WHAT YOU SHOULD DO
Although the entries contain pictures, repeat only their words, exactly as written.

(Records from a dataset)

+ + + +

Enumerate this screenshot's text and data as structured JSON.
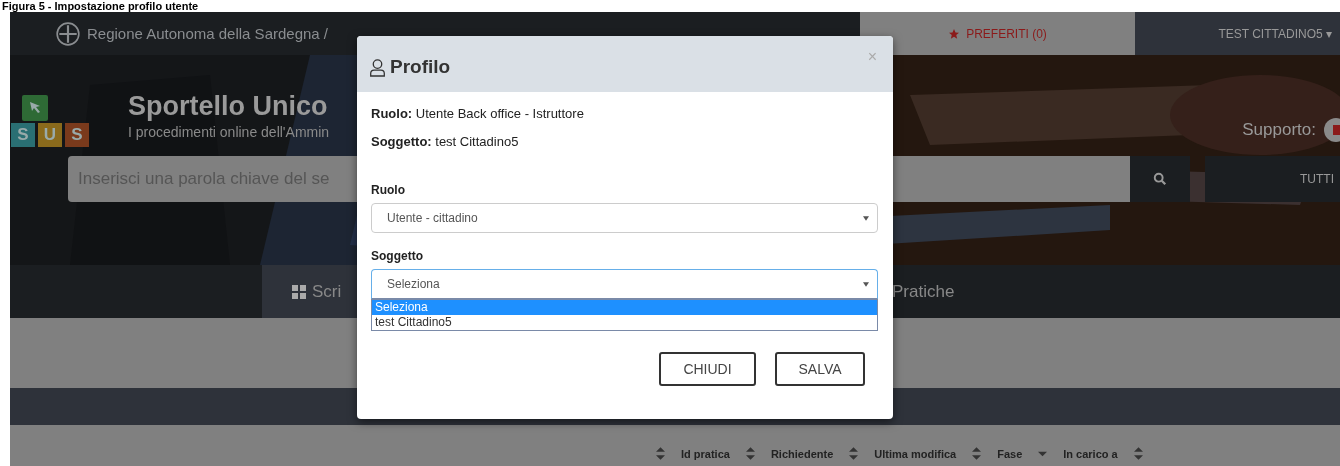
{
  "caption": "Figura 5 - Impostazione profilo utente",
  "top_bar": {
    "region": "Regione Autonoma della Sardegna /",
    "favorites": "PREFERITI (0)",
    "user": "TEST CITTADINO5 ▾"
  },
  "hero": {
    "logo_letters": [
      {
        "letter": "S",
        "color": "#2a6f73"
      },
      {
        "letter": "U",
        "color": "#8a6a1c"
      },
      {
        "letter": "S",
        "color": "#7a3a1c"
      }
    ],
    "title": "Sportello Unico",
    "subtitle": "I procedimenti online dell'Ammin",
    "support": "Supporto:",
    "search": {
      "placeholder": "Inserisci una parola chiave del se"
    },
    "filter": "TUTTI"
  },
  "nav": [
    {
      "label": "Scri",
      "selected": true
    },
    {
      "label": "Pratiche",
      "selected": false
    }
  ],
  "table": {
    "columns": [
      {
        "label": "Id pratica",
        "kind": "both"
      },
      {
        "label": "Richiedente",
        "kind": "both"
      },
      {
        "label": "Ultima modifica",
        "kind": "both"
      },
      {
        "label": "Fase",
        "kind": "desc"
      },
      {
        "label": "In carico a",
        "kind": "both"
      }
    ]
  },
  "dialog": {
    "title": "Profilo",
    "close": "×",
    "info": [
      "**Ruolo:** Utente Back office - Istruttore",
      "**Soggetto:** test Cittadino5"
    ],
    "fields": [
      {
        "label": "Ruolo",
        "value": "Utente - cittadino",
        "focused": false,
        "expanded": false
      },
      {
        "label": "Soggetto",
        "value": "Seleziona",
        "focused": true,
        "expanded": true,
        "options": [
          {
            "label": "Seleziona",
            "selected": true
          },
          {
            "label": "test Cittadino5",
            "selected": false
          }
        ]
      }
    ],
    "buttons": [
      "CHIUDI",
      "SALVA"
    ]
  }
}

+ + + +

EXERCISE ANSWER
Enumerate this screenshot's text and data as structured JSON.
{
  "caption": "Figura 5 - Impostazione profilo utente",
  "top_bar": {
    "region": "Regione Autonoma della Sardegna /",
    "favorites": "PREFERITI (0)",
    "user": "TEST CITTADINO5 ▾"
  },
  "hero": {
    "logo_letters": [
      {
        "letter": "S",
        "color": "#2a6f73"
      },
      {
        "letter": "U",
        "color": "#8a6a1c"
      },
      {
        "letter": "S",
        "color": "#7a3a1c"
      }
    ],
    "title": "Sportello Unico",
    "subtitle": "I procedimenti online dell'Ammin",
    "support": "Supporto:",
    "search": {
      "placeholder": "Inserisci una parola chiave del se"
    },
    "filter": "TUTTI"
  },
  "nav": [
    {
      "label": "Scri",
      "selected": true
    },
    {
      "label": "Pratiche",
      "selected": false
    }
  ],
  "table": {
    "columns": [
      {
        "label": "Id pratica",
        "kind": "both"
      },
      {
        "label": "Richiedente",
        "kind": "both"
      },
      {
        "label": "Ultima modifica",
        "kind": "both"
      },
      {
        "label": "Fase",
        "kind": "desc"
      },
      {
        "label": "In carico a",
        "kind": "both"
      }
    ]
  },
  "dialog": {
    "title": "Profilo",
    "close": "×",
    "info": [
      "**Ruolo:** Utente Back office - Istruttore",
      "**Soggetto:** test Cittadino5"
    ],
    "fields": [
      {
        "label": "Ruolo",
        "value": "Utente - cittadino",
        "focused": false,
        "expanded": false
      },
      {
        "label": "Soggetto",
        "value": "Seleziona",
        "focused": true,
        "expanded": true,
        "options": [
          {
            "label": "Seleziona",
            "selected": true
          },
          {
            "label": "test Cittadino5",
            "selected": false
          }
        ]
      }
    ],
    "buttons": [
      "CHIUDI",
      "SALVA"
    ]
  }
}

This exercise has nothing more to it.